(Data to process begins)

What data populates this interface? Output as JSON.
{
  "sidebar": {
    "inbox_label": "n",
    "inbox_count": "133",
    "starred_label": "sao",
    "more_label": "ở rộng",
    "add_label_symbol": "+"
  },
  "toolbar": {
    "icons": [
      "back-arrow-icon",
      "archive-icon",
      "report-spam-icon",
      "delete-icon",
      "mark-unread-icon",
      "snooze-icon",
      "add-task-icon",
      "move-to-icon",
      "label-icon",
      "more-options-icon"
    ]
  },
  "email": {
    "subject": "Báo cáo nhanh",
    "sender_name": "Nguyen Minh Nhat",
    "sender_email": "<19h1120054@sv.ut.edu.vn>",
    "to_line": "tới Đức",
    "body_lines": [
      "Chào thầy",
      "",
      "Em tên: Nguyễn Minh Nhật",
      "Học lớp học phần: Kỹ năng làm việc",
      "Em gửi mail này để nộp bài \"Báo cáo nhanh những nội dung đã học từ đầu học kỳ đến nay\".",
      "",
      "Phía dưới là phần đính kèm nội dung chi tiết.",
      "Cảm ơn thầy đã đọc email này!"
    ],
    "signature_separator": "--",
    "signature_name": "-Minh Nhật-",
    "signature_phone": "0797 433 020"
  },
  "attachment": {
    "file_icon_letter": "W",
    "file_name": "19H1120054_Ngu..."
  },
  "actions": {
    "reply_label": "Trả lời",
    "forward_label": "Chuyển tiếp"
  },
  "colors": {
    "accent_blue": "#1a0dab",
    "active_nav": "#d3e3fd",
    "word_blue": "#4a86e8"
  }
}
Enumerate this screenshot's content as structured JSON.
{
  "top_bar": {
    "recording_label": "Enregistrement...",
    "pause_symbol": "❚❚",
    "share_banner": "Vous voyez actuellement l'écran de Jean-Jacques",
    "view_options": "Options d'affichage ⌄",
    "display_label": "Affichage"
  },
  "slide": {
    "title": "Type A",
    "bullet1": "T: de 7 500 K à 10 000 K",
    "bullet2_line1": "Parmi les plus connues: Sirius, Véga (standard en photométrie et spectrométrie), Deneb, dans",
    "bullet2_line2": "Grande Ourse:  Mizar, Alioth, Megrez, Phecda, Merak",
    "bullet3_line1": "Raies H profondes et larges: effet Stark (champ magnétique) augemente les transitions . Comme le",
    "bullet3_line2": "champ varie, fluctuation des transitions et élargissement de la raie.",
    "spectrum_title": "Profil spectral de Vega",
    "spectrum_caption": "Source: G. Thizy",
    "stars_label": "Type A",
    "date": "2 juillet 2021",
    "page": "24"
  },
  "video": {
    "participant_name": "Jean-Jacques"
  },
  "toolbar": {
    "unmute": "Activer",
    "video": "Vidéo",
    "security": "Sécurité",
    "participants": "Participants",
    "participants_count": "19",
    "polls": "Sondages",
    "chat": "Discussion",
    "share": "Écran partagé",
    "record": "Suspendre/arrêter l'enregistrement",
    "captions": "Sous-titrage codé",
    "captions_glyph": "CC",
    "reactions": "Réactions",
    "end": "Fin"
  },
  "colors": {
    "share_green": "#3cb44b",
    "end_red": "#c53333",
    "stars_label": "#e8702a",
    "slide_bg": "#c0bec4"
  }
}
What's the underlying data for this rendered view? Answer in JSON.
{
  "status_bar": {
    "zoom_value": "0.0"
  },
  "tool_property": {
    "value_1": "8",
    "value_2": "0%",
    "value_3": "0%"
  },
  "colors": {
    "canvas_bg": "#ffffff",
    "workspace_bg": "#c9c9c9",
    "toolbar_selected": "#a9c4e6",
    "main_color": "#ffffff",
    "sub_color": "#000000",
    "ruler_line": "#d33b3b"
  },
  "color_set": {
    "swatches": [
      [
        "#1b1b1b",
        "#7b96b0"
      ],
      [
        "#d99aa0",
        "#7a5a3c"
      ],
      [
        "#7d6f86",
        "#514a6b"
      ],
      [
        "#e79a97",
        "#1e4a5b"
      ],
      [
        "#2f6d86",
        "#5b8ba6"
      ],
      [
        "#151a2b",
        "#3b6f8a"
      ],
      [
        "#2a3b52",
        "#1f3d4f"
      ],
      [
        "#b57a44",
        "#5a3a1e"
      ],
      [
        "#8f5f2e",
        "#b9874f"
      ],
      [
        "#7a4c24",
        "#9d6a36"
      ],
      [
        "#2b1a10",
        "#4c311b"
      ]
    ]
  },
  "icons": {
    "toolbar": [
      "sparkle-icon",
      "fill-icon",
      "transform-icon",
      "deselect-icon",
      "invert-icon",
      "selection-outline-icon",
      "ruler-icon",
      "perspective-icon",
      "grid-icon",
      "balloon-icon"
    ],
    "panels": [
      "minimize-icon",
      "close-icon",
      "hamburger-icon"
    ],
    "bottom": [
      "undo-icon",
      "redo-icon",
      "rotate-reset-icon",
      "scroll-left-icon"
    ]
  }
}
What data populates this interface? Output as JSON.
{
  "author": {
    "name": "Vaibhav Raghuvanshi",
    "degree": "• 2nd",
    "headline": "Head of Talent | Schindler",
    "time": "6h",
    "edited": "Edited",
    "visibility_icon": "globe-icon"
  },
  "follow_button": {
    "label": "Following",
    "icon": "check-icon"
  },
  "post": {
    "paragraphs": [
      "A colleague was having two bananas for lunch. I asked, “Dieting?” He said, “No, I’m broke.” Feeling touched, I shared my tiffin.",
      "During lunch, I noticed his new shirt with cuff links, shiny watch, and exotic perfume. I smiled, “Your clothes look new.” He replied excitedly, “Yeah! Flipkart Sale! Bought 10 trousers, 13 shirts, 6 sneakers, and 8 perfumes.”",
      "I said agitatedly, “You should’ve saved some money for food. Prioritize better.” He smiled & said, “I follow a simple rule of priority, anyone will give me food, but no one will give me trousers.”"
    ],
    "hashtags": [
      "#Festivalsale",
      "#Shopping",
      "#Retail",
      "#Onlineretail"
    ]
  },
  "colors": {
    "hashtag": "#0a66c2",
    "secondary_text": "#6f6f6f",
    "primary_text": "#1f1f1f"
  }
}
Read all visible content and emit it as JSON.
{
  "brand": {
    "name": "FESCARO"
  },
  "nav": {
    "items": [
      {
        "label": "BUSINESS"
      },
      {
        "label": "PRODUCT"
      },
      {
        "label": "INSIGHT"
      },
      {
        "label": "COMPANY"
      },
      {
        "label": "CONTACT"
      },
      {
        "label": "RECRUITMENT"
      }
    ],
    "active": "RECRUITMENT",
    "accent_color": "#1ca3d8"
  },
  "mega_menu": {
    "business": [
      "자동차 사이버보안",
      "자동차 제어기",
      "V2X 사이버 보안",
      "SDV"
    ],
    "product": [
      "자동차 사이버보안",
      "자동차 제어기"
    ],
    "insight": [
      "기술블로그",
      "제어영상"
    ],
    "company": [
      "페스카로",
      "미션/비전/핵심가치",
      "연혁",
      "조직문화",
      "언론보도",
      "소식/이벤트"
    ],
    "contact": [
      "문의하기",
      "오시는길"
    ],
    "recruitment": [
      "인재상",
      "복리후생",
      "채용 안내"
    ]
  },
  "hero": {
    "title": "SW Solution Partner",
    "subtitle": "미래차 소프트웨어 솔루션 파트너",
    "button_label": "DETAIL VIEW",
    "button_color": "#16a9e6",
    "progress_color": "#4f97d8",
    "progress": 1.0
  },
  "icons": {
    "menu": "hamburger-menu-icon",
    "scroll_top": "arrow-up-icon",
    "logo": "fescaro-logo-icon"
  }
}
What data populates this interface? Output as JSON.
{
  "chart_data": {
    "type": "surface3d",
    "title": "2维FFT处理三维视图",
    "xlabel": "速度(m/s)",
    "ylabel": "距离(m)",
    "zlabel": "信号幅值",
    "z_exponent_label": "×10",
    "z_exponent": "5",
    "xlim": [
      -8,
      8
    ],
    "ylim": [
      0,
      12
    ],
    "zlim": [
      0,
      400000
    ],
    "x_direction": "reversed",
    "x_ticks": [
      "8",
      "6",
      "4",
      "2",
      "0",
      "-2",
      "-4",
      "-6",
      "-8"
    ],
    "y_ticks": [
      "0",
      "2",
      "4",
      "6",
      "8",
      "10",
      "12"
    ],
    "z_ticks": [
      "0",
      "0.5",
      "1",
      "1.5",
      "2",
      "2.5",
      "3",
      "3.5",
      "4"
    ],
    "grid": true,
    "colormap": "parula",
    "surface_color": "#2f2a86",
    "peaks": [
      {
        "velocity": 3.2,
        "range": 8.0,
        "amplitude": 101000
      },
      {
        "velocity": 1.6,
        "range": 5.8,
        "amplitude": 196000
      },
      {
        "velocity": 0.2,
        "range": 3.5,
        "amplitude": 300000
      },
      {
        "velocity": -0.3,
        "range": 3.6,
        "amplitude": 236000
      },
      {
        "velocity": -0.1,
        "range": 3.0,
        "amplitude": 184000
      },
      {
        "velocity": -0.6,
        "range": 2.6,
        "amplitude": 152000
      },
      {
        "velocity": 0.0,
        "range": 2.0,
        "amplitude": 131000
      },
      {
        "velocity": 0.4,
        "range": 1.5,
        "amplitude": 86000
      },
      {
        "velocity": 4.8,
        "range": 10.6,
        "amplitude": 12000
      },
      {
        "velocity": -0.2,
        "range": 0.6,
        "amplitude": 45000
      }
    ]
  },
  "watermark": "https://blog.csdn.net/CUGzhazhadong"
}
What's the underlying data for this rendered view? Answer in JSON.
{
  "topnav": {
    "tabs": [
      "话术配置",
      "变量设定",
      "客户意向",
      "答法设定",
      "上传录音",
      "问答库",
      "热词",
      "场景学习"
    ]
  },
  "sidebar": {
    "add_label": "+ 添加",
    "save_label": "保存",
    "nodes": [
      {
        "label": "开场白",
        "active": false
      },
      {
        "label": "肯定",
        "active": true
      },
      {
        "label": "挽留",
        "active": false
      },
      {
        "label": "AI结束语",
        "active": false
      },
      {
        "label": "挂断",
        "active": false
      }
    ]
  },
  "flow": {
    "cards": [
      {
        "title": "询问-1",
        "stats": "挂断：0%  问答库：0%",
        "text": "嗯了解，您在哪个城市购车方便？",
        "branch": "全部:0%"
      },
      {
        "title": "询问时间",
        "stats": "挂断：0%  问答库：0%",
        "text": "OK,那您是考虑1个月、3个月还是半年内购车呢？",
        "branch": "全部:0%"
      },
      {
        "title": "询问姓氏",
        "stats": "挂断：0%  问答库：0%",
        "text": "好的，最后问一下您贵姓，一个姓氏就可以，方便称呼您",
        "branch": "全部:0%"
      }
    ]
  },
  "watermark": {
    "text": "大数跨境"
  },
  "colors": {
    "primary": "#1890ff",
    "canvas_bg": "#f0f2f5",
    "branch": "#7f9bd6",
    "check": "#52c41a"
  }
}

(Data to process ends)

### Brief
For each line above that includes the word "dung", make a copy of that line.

### Answer for the task
      "Em gửi mail này để nộp bài \"Báo cáo nhanh những nội dung đã học từ đầu học kỳ đến nay\".",
      "Phía dưới là phần đính kèm nội dung chi tiết.",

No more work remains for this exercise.